But in a post on its corporate blog, Netflix explained the separation of plans as a necessary move to protect disc rentals.
“Since then we have realized that there is still a very large continuing demand for DVDs both from our existing members as well as nonmembers. Given the long life we think DVDs by mail will have, treating DVDs as a $2 add-on to our unlimited streaming plan neither makes great financial sense nor satisfies people who just want DVDs.”
The decision sparked tens of thousands of comments on the blog, as well as Twitter and Facebook, complaining about the decision.

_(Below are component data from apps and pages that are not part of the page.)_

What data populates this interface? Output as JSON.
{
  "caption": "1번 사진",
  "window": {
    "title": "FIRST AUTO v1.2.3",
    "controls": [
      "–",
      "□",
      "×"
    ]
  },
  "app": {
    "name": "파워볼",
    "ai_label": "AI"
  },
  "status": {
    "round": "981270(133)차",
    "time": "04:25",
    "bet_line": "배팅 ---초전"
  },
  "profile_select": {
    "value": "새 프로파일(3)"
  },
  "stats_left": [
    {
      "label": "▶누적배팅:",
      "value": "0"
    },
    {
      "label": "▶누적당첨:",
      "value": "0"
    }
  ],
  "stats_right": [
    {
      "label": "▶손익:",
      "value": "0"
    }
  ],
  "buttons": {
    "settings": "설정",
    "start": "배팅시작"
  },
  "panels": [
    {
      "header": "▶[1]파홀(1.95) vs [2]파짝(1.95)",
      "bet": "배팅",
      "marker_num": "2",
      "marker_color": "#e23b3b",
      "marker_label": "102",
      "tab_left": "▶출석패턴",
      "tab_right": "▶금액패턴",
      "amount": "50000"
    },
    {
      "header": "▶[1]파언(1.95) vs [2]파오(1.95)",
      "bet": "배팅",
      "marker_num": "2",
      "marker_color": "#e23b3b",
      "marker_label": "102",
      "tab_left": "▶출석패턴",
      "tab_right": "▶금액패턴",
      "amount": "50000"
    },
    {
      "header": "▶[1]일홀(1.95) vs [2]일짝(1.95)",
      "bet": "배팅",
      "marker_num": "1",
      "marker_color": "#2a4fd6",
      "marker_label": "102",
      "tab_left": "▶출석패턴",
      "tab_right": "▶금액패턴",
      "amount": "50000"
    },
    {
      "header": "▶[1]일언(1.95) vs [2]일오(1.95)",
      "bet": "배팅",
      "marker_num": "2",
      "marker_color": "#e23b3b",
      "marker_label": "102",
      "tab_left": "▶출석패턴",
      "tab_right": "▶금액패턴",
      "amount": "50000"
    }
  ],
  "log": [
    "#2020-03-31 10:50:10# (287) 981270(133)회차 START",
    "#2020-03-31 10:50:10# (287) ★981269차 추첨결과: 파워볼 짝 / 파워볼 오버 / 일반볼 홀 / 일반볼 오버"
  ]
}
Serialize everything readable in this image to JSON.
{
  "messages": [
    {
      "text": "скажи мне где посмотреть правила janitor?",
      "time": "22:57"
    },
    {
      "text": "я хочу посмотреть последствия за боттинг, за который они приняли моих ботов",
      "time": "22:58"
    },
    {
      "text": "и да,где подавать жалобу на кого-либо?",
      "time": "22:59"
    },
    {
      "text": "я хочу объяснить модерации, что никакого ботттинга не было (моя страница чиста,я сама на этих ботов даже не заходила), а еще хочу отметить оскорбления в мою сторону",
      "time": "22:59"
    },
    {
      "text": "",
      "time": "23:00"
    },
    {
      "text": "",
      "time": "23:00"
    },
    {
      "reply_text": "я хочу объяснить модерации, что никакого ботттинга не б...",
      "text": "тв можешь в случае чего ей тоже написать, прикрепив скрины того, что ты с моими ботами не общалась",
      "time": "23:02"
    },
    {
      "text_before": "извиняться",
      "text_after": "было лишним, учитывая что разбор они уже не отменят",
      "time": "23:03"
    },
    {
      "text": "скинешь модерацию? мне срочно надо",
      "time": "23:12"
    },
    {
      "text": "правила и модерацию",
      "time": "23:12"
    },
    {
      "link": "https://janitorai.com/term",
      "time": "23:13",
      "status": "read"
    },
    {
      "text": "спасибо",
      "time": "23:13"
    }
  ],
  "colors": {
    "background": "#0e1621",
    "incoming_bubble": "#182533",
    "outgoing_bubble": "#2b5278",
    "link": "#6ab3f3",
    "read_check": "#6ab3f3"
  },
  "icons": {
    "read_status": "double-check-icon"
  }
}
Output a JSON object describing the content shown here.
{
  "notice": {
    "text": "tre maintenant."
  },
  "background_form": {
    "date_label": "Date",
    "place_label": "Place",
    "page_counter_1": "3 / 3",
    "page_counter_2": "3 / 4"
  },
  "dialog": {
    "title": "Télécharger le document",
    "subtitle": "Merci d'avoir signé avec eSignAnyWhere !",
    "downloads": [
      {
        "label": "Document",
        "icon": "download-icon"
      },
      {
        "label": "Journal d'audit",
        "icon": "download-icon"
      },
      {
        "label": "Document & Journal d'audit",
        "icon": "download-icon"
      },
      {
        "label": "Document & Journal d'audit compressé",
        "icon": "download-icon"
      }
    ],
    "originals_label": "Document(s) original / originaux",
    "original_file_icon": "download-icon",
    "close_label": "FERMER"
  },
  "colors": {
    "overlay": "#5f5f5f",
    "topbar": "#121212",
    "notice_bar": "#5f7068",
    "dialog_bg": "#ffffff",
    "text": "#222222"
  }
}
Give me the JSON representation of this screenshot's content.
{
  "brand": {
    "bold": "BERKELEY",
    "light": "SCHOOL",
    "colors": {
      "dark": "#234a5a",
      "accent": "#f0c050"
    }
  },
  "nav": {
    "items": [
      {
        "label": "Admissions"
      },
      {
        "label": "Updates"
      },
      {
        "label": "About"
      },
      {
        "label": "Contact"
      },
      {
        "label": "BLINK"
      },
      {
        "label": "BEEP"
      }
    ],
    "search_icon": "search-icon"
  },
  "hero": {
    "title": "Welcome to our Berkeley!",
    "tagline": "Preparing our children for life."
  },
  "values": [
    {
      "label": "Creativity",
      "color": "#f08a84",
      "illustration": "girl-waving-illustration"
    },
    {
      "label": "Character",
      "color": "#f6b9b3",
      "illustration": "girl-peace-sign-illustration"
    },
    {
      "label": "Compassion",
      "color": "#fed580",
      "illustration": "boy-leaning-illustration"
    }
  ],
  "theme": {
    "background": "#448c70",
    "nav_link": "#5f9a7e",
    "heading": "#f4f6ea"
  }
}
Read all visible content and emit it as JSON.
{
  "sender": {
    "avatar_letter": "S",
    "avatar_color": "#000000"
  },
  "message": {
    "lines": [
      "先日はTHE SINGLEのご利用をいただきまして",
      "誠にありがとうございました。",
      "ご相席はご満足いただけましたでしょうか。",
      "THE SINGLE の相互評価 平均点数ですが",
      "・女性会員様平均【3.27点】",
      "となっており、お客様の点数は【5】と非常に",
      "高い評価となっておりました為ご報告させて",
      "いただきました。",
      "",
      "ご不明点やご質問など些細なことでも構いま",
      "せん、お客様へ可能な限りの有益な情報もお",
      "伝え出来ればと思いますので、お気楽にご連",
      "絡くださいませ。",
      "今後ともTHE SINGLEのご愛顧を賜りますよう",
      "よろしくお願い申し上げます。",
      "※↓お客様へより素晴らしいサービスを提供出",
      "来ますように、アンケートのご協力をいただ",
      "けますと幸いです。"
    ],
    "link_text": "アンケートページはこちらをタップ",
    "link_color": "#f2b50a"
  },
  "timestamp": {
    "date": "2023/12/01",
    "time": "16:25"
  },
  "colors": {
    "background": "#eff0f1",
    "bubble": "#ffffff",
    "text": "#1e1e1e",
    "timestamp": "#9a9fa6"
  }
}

Many vowed to drop Netflix and take up with competitors like Redbox.
But there wasn’t much outcry on Wall Street, where Netflix shares were up 53¢ at the close of trading Tuesday to $291.27. On Monday, the stock briefly inched up north of $300 for the first time ever.
The absence of outrage in financial markets may be attributable to the notion that even though ratcheting up prices could leave subs disenchanted, there’s faith that the move will increase revenues enough to pay Netflix’s growing content bill.
As if its licensing costs weren’t high enough in North America, the announcement last week of a planned expansion to 43 countries across Latin America and the Caribbean revived anxieties that the company won’t be able to afford all the programming required to be competitive across all those territories.
On the domestic front, Netflix still faces steep cost hikes such as the renewal of its deal with Starz for digital rights to films from Sony Pictures and Disney. Analysts have estimated the renewal could cost as much as $300 million, roughly 10 times more than Netflix currently pays.
All in all, Wedbush Securities analyst Michael Pachter has estimated Netflix’s content costs could reach as high as $2 billion in 2012, exponentially more than its current bill.
Pachter believes that Netflix is essentially forcing its customers to choose between discs and streaming, knowing full well few will stomach a 60% markup to hold onto both. The rationale, he believes, is “they’re trying to prove to the content providers exactly how many people are streaming” because that number affects the licensing feeds paid to studios.
Last month, Sony pics delivered via the Starz deal were pulled from Netflix because the sub total — potentially inflated by disc rentals — exceeded agreed-upon viewership caps.
Netflix also has a much thinner selection of content online than it does on disc, with five times as many titles available in the latter format. That’s a key sore point among subscribers, Rayburn said.
“If they had as much content to stream as they do on DVD, you wouldn’t be seeing such a revolt,” he said.
Netflix also disclosed that it will devote a separate management team to focus on its disc business. Andy Rendich, chief service and operations officer, will oversee the unit.